The Australian Competition and Consumer Commission has approved the takeover of gas pipeline giant APA Group by a CK Infrastructure-led consortium, subject to it divesting several assets in Western Australia.
The acquisition would not alter APA’s pre-existing dominance in Australian gas transmission “in a material way”, the ACCC said, adding there was no competition between APA’s existing eastern Australian assets and those owned by CKI.
APA Group accepted an unsolicited A$13 billion ($9.2 billion; €8.0 billion) takeover offer in August, which will see APA shareholders receive A$11 per share. CK Infrastructure Holdings is leading the takeover consortium, with support from CK Asset Holdings, a separate listed entity, and Power Asset Holdings, in which CKI owns a 38.01 percent stake.
APA Group owns and operates approximately A$20 billion of energy infrastructure, including 15,148 km of transmission pipelines and 28,600 km of gas mains and pipelines.
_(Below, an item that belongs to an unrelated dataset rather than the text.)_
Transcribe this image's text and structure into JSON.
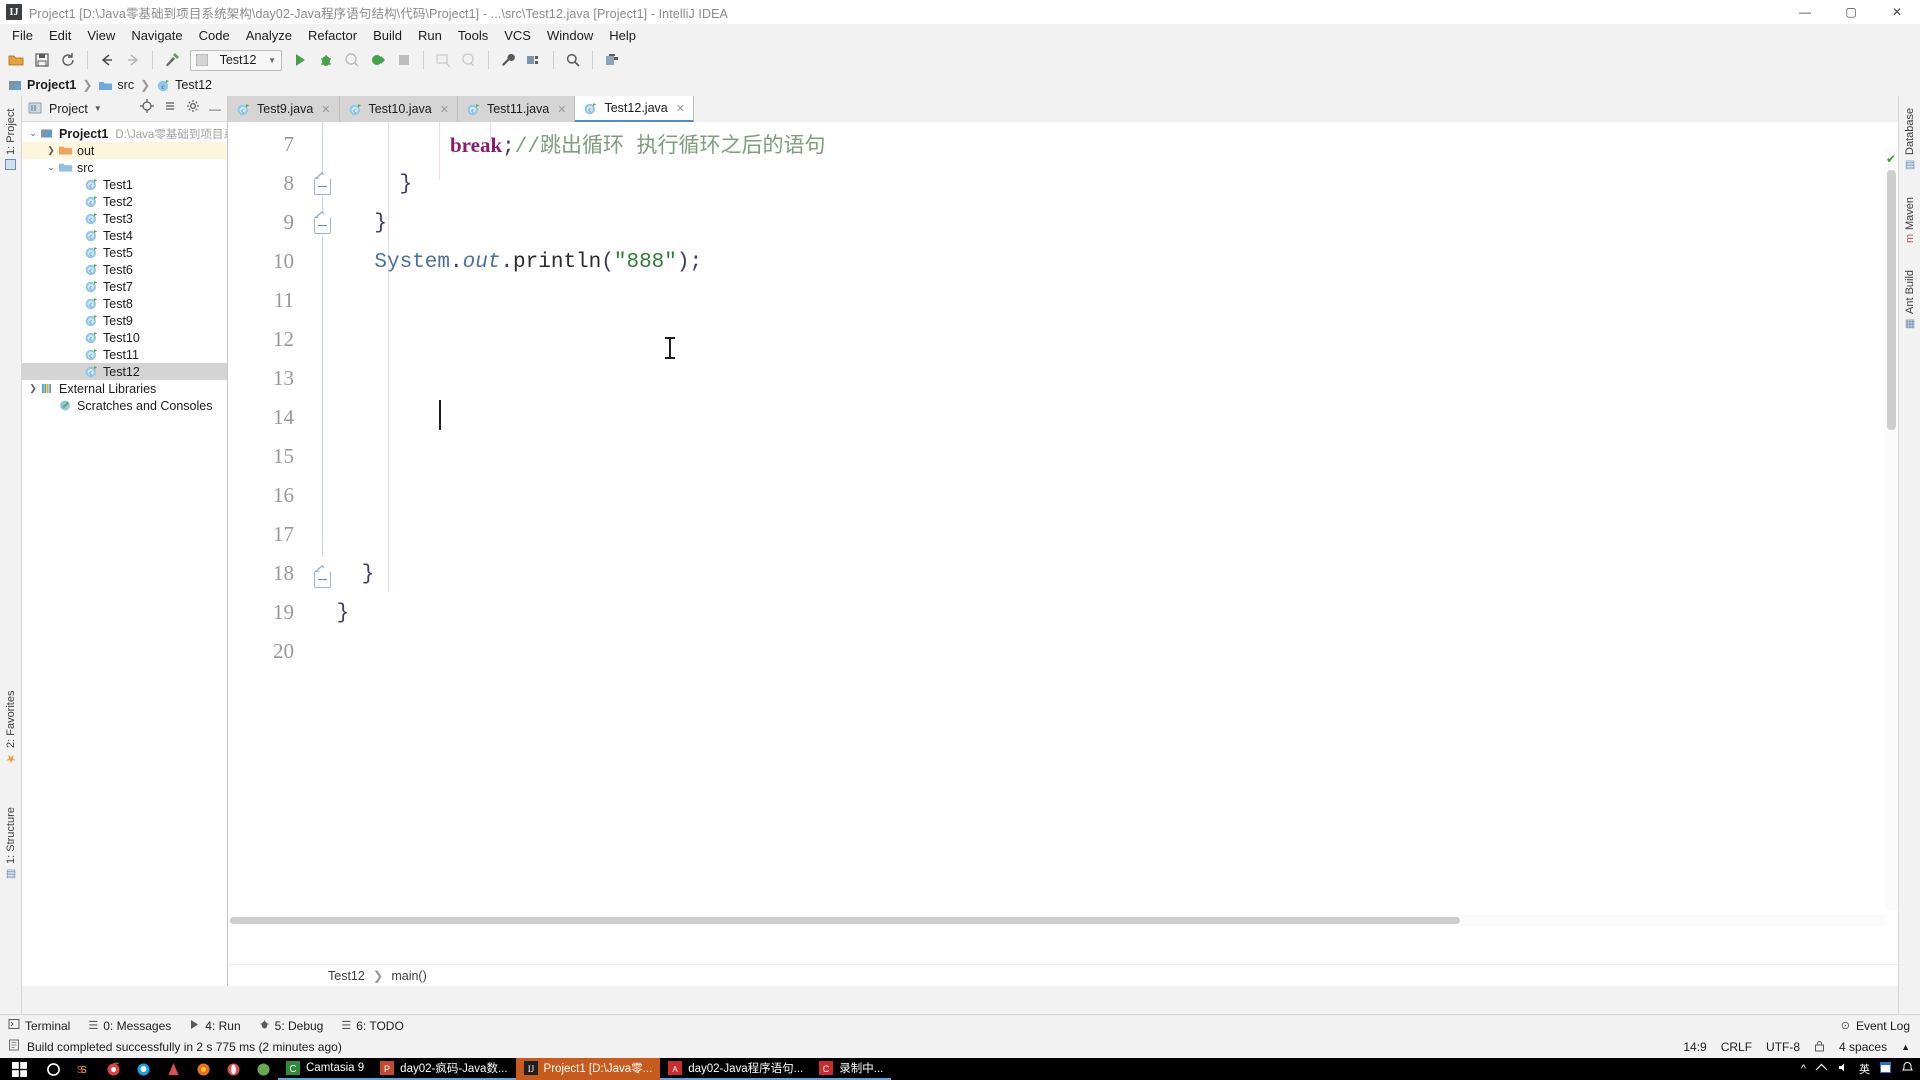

It also has interests in gas storage and processing, and gas-fired and renewable energy power generation businesses located across Australia.
CKI pledged to sell a string of APA’s gas assets in Western Australia as part of its purchase offer, including the Parmelia Gas Pipeline, the Goldfields Gas Pipeline, the Kalgoorlie to Kambalda Pipeline and the Mondarra gas storage facility. This undertaking has assuaged the ACCC’s concerns about gas transmission and storage facilities in WA, the competition watchdog said.
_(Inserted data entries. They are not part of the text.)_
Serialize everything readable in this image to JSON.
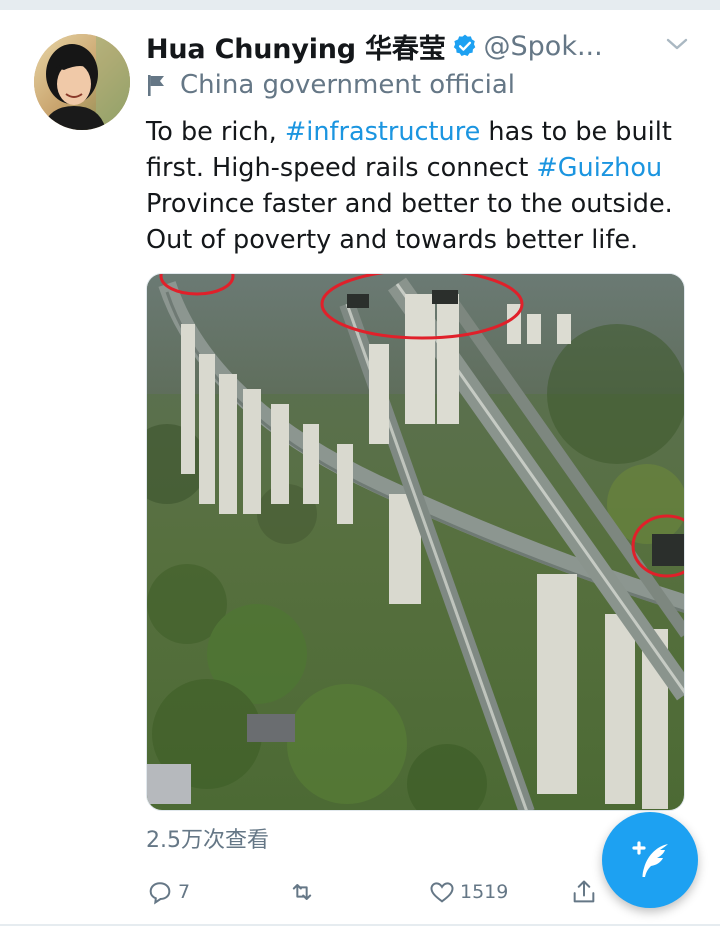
{
  "tweet": {
    "display_name": "Hua Chunying 华春莹",
    "handle": "@Spok...",
    "label": "China government official",
    "text_parts": [
      {
        "type": "text",
        "value": "To be rich, "
      },
      {
        "type": "hashtag",
        "value": "#infrastructure"
      },
      {
        "type": "text",
        "value": " has to be built first. High-speed rails connect "
      },
      {
        "type": "hashtag",
        "value": "#Guizhou"
      },
      {
        "type": "text",
        "value": " Province faster and better to the outside. Out of poverty and towards better life."
      }
    ],
    "views": "2.5万次查看",
    "media_alt": "Aerial view of high-speed rail viaducts and tunnels in mountainous Guizhou",
    "actions": {
      "reply_count": "7",
      "retweet_count": "",
      "like_count": "1519"
    }
  },
  "icons": {
    "verified": "verified-badge-icon",
    "more": "chevron-down-icon",
    "label": "flag-icon",
    "reply": "reply-icon",
    "retweet": "retweet-icon",
    "like": "heart-icon",
    "share": "share-icon",
    "compose": "compose-tweet-icon"
  },
  "colors": {
    "brand": "#1da1f2",
    "hashtag": "#1b95e0",
    "secondary_text": "#657786",
    "primary_text": "#14171a",
    "annotation_circle": "#e0202a"
  }
}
“The undertaking addresses these concerns and creates an opportunity for a new operator to acquire a valuable set of assets, together with the personnel needed to operate and manage the assets. This will create an operator similar in size to the CK consortium’s current operations in Western Australia,” ACCC chairman Rod Sims said.
CKI plans to divest assets in WA as a standalone business and the buyer will also require ACCC approval, with that review to focus on the purchaser’s ability to be “an effective and long-term competitor for the development of new pipelines,” Sims said.
Market observers had speculated that CKI could also be forced to divest some of APA’s more valuable eastern Australian assets, but the ACCC saw no competition concerns in that region.
The ACCC also examined the impact that vertical integration between CKI’s gas distribution assets and APA’s transmission assets (the high-capacity pipelines servicing major population centres and feeding gas into the distribution network), and found that any possible bundling or information sharing would not harm competition, partly because the gas distribution assets are regulated.
The transaction must now be approved by the Foreign Investment Review Board and the federal government’s newly-created Critical Infrastructure Centre, which works alongside FIRB to develop national security risk assessments to aid decision-making. The deal is the first to be examined by the CIC, according to Australian media reports.
FIRB approval remains a major hurdle and a refusal would not be unprecedented – new prime minister Scott Morrison blocked a joint bid from CK Infrastructure and China’s State Grid Corporation to take over New South Wales electricity distributor Ausgrid when he was treasurer in 2016 over national security concerns. CKI subsequently acquired the DUET Group, also through an unsolicited bid.
The Australian Treasury, on behalf of both FIRB and CIC, said it was unable to comment on the application of the foreign investment screening arrangements as they apply or could apply to particular cases.